Set down every line below, word for word.

[Extracted data entries]
○ ○ ○ ○

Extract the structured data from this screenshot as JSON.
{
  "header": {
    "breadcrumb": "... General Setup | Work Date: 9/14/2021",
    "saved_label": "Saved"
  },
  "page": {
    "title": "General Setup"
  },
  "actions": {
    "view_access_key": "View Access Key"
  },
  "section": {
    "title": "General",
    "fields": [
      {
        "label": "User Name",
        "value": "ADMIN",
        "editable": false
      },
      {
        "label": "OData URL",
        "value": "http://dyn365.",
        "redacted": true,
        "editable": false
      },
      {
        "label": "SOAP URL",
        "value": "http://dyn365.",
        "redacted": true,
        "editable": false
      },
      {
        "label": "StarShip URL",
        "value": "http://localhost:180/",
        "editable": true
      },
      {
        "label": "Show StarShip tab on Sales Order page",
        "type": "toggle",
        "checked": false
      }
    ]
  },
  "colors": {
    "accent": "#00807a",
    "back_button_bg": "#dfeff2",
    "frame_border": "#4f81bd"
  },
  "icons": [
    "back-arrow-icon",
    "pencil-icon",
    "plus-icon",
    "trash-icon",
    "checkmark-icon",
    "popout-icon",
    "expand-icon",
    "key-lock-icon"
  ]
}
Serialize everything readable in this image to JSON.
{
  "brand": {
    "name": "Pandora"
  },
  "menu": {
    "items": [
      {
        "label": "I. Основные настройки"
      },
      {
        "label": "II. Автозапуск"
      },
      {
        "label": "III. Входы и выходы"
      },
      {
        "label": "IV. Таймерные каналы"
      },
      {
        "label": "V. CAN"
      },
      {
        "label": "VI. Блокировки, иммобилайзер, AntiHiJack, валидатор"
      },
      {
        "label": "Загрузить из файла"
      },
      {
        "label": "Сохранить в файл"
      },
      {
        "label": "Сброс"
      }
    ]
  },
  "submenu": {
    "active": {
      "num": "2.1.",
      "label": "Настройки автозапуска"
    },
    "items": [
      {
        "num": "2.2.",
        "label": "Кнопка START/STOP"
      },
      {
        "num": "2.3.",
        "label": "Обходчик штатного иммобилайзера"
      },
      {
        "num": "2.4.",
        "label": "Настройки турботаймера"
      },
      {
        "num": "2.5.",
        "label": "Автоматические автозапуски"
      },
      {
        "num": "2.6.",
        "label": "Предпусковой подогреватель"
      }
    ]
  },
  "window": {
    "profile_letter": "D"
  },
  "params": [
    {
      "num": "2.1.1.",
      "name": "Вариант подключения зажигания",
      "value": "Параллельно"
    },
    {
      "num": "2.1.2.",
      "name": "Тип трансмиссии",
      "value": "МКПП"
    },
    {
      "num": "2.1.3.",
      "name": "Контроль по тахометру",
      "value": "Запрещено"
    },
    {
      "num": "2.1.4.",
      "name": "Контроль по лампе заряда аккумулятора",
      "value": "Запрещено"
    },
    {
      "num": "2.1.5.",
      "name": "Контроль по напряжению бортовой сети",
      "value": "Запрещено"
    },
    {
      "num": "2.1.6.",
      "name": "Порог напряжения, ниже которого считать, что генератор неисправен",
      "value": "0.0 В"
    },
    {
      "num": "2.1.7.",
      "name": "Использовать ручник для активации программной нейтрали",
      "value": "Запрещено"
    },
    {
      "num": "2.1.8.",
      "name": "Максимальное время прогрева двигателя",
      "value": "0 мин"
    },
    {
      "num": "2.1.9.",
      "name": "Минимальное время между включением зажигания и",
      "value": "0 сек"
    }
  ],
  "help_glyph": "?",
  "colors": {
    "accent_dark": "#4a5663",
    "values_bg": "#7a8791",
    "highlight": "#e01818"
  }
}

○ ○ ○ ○

RESULT OF THIS TASK
Extract the structured data from this screenshot as JSON.
{
  "header": {
    "breadcrumb": "... General Setup | Work Date: 9/14/2021",
    "saved_label": "Saved"
  },
  "page": {
    "title": "General Setup"
  },
  "actions": {
    "view_access_key": "View Access Key"
  },
  "section": {
    "title": "General",
    "fields": [
      {
        "label": "User Name",
        "value": "ADMIN",
        "editable": false
      },
      {
        "label": "OData URL",
        "value": "http://dyn365.",
        "redacted": true,
        "editable": false
      },
      {
        "label": "SOAP URL",
        "value": "http://dyn365.",
        "redacted": true,
        "editable": false
      },
      {
        "label": "StarShip URL",
        "value": "http://localhost:180/",
        "editable": true
      },
      {
        "label": "Show StarShip tab on Sales Order page",
        "type": "toggle",
        "checked": false
      }
    ]
  },
  "colors": {
    "accent": "#00807a",
    "back_button_bg": "#dfeff2",
    "frame_border": "#4f81bd"
  },
  "icons": [
    "back-arrow-icon",
    "pencil-icon",
    "plus-icon",
    "trash-icon",
    "checkmark-icon",
    "popout-icon",
    "expand-icon",
    "key-lock-icon"
  ]
}
Serialize everything readable in this image to JSON.
{
  "brand": {
    "name": "Pandora"
  },
  "menu": {
    "items": [
      {
        "label": "I. Основные настройки"
      },
      {
        "label": "II. Автозапуск"
      },
      {
        "label": "III. Входы и выходы"
      },
      {
        "label": "IV. Таймерные каналы"
      },
      {
        "label": "V. CAN"
      },
      {
        "label": "VI. Блокировки, иммобилайзер, AntiHiJack, валидатор"
      },
      {
        "label": "Загрузить из файла"
      },
      {
        "label": "Сохранить в файл"
      },
      {
        "label": "Сброс"
      }
    ]
  },
  "submenu": {
    "active": {
      "num": "2.1.",
      "label": "Настройки автозапуска"
    },
    "items": [
      {
        "num": "2.2.",
        "label": "Кнопка START/STOP"
      },
      {
        "num": "2.3.",
        "label": "Обходчик штатного иммобилайзера"
      },
      {
        "num": "2.4.",
        "label": "Настройки турботаймера"
      },
      {
        "num": "2.5.",
        "label": "Автоматические автозапуски"
      },
      {
        "num": "2.6.",
        "label": "Предпусковой подогреватель"
      }
    ]
  },
  "window": {
    "profile_letter": "D"
  },
  "params": [
    {
      "num": "2.1.1.",
      "name": "Вариант подключения зажигания",
      "value": "Параллельно"
    },
    {
      "num": "2.1.2.",
      "name": "Тип трансмиссии",
      "value": "МКПП"
    },
    {
      "num": "2.1.3.",
      "name": "Контроль по тахометру",
      "value": "Запрещено"
    },
    {
      "num": "2.1.4.",
      "name": "Контроль по лампе заряда аккумулятора",
      "value": "Запрещено"
    },
    {
      "num": "2.1.5.",
      "name": "Контроль по напряжению бортовой сети",
      "value": "Запрещено"
    },
    {
      "num": "2.1.6.",
      "name": "Порог напряжения, ниже которого считать, что генератор неисправен",
      "value": "0.0 В"
    },
    {
      "num": "2.1.7.",
      "name": "Использовать ручник для активации программной нейтрали",
      "value": "Запрещено"
    },
    {
      "num": "2.1.8.",
      "name": "Максимальное время прогрева двигателя",
      "value": "0 мин"
    },
    {
      "num": "2.1.9.",
      "name": "Минимальное время между включением зажигания и",
      "value": "0 сек"
    }
  ],
  "help_glyph": "?",
  "colors": {
    "accent_dark": "#4a5663",
    "values_bg": "#7a8791",
    "highlight": "#e01818"
  }
}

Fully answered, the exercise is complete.